Nestled in the heart of Oregon’s wine country, the Dundee Fire Station satisfies the needs of both the growing fire department staff and the greater Dundee community. Designers were tasked with designing a new station that would reflect the character of the community, encourage maximum workspace efficiency, and accommodate their anticipated growth over the next thirty years. In addition, designers were tasked with developing a solution that would allow the city’s existing fire station to remain operational during construction and worked carefully with the city to determine a building location and site design that would address this request.
The station consists of 17,500 SF of space, including expanded living accommodations with dedicated bunks, gender neutral toilets (single occupancy), and an improved kitchen, as well as dining and dayroom areas. In addition, a large multi-purpose room was created to serve the needs of the city, fire department, and surrounding community.
The new apparatus bay is significantly larger than the previous bay space. The station also features skylights and clerestories in the bays to provide extensive, natural daylighting, and an adjacent stair tower for training as well as access to the mezzanine. The design allowed for a phased construction process to accommodate the existing station operations through the entire construction process. A Structural Insulated Panel System (SIPS) design with a masonry veneer was used in the construction.
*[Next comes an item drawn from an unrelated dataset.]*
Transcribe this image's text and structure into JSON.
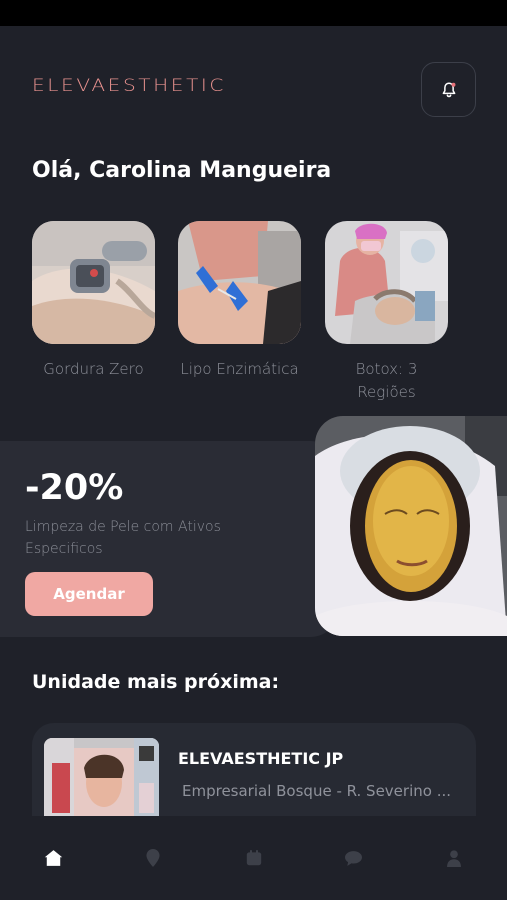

This innovative building design is resilient, energy efficient, and cost effective.
Designers initially worked with the City of Dundee on a space needs assessment for the fire department to determine the requirements and associated costs for multiple development scenarios for the new station that would encourage growth over a 30-year period.